Socially concerned investors are gaining access to new data that can help guide portfolio decisions. Last year, for example, the Governance and Accountability Institute found that 75% of companies in Standard & Poor's 500-stock index had published a sustainability or corporate responsibility report, up from 20% in 2011. And investment-research firm Morningstar is rolling out "sustainability ratings" that grade mutual funds and exchange-traded funds on their portfolio holdings' environmental, social and governance practices.
Studies suggest socially conscious investors don't have to sacrifice returns. Analyzing seven years' worth of performance data for more than 10,000 mutual funds, a recent study by Morgan Stanley found that such funds tend to deliver slightly higher returns and lower volatility than their traditional rivals.
Fund investors can find broad impact investments, such as the new BlackRock fund, as well as funds focused on narrow themes. Both BlackRock and State Street, for example, offer ETFs tracking the MSCI ACWI Low Carbon Target Index, which overweights companies with low carbon emissions.
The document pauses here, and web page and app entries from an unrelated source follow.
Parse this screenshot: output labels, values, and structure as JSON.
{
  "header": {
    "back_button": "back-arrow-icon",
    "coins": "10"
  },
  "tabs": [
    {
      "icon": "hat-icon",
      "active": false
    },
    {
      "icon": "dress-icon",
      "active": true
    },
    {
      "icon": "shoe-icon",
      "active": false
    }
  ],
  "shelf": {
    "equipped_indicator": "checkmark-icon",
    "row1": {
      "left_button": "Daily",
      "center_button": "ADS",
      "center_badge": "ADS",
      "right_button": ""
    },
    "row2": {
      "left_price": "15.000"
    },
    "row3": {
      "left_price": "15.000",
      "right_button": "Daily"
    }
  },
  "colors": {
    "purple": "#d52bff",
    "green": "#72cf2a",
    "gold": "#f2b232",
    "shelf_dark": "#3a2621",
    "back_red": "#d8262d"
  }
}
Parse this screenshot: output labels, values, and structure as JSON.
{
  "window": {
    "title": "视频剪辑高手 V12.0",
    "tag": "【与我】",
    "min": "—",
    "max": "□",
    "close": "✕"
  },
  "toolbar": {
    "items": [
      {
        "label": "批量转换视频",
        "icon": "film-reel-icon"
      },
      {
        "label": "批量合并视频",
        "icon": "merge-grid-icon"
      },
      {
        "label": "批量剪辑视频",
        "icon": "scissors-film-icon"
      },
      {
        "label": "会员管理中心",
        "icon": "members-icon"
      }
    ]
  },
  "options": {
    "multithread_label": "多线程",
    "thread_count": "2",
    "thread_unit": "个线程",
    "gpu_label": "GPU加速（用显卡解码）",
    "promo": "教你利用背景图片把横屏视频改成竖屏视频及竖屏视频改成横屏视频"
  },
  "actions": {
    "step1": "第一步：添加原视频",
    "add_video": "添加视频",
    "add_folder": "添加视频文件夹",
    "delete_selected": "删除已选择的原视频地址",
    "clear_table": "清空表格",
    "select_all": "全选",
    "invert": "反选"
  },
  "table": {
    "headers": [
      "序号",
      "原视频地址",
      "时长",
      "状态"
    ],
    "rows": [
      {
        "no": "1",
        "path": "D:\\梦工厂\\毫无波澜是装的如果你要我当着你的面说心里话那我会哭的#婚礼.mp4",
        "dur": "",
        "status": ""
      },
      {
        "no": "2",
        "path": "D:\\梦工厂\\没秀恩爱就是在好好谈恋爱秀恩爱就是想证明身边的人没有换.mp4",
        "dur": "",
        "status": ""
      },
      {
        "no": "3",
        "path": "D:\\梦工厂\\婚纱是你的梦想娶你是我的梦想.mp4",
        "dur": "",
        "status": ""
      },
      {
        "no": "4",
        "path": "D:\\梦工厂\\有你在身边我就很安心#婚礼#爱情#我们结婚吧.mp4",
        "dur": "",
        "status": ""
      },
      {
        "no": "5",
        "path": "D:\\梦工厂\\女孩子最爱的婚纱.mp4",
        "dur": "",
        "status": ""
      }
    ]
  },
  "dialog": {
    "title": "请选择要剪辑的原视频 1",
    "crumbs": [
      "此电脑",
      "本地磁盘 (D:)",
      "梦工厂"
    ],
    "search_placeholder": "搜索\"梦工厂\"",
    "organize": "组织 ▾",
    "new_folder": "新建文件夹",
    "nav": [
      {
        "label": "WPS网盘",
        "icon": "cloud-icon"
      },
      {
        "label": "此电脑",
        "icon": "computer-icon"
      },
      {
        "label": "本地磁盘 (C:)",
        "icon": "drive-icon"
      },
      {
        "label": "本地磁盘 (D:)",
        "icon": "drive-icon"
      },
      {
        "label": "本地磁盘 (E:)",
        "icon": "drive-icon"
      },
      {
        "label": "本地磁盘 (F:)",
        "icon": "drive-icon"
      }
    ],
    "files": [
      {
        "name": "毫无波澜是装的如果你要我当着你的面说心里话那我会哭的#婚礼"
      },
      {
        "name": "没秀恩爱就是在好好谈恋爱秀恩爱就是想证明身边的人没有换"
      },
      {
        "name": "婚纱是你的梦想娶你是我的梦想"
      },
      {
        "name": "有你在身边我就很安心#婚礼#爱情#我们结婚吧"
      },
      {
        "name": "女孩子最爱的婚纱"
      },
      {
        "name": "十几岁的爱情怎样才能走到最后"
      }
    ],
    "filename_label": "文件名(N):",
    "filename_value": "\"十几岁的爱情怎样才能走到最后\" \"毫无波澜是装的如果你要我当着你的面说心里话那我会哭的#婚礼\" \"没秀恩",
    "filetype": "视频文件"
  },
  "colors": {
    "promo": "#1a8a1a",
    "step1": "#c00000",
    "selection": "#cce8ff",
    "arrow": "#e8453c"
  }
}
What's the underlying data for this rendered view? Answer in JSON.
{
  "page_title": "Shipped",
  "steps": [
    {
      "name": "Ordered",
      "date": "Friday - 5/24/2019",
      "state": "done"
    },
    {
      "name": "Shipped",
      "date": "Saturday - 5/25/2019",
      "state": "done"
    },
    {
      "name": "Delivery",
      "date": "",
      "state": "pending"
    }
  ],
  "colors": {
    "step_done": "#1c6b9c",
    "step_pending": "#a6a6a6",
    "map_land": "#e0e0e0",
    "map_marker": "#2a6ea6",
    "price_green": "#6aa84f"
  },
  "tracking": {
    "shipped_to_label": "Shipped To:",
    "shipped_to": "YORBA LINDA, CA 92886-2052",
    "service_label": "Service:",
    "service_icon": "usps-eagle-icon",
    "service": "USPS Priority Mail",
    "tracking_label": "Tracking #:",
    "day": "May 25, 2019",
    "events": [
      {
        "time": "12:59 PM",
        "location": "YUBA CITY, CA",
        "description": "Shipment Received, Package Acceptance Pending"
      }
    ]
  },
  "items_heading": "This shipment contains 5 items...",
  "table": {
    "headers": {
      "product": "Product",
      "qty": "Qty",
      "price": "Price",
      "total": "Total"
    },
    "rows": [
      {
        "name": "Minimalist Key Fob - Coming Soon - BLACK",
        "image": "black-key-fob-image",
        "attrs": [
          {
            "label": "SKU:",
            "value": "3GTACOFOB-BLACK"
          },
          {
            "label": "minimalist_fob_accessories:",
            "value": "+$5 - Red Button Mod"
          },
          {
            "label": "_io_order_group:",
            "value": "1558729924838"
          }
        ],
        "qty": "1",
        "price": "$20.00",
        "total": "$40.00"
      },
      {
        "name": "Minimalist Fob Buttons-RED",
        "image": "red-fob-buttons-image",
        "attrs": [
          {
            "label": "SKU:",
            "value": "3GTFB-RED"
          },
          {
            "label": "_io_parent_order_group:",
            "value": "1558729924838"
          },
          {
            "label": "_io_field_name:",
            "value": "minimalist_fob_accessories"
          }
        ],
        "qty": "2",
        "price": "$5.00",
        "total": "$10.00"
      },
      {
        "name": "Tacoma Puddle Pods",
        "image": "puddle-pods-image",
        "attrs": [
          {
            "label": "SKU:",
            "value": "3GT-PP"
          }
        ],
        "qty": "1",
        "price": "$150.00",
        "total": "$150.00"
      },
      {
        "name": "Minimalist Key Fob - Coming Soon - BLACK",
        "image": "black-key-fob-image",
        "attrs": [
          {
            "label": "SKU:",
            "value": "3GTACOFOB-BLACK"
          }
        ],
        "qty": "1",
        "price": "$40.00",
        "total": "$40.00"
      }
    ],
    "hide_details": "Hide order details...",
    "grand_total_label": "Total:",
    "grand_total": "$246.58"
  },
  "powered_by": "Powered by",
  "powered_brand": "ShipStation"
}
Fixed-income investors can choose among bonds focused on themes such as fair trade and women's empowerment. Using Vested.org, an investment platform launched by the Calvert Foundation in 2014, you can choose a specific theme, such as services for the aging. The money you invest will be lent to organizations working in that area, such as services that provide meals to homebound seniors. You'll receive annual interest payments that vary by maturity. A one-year note pays 0.5%, while a 10-year note pays 3%.
Even this relatively conservative impact investment has its risks. There's no guarantee you'll get your principal back -- although so far, the notes have maintained a 100% investor payout, Conway says.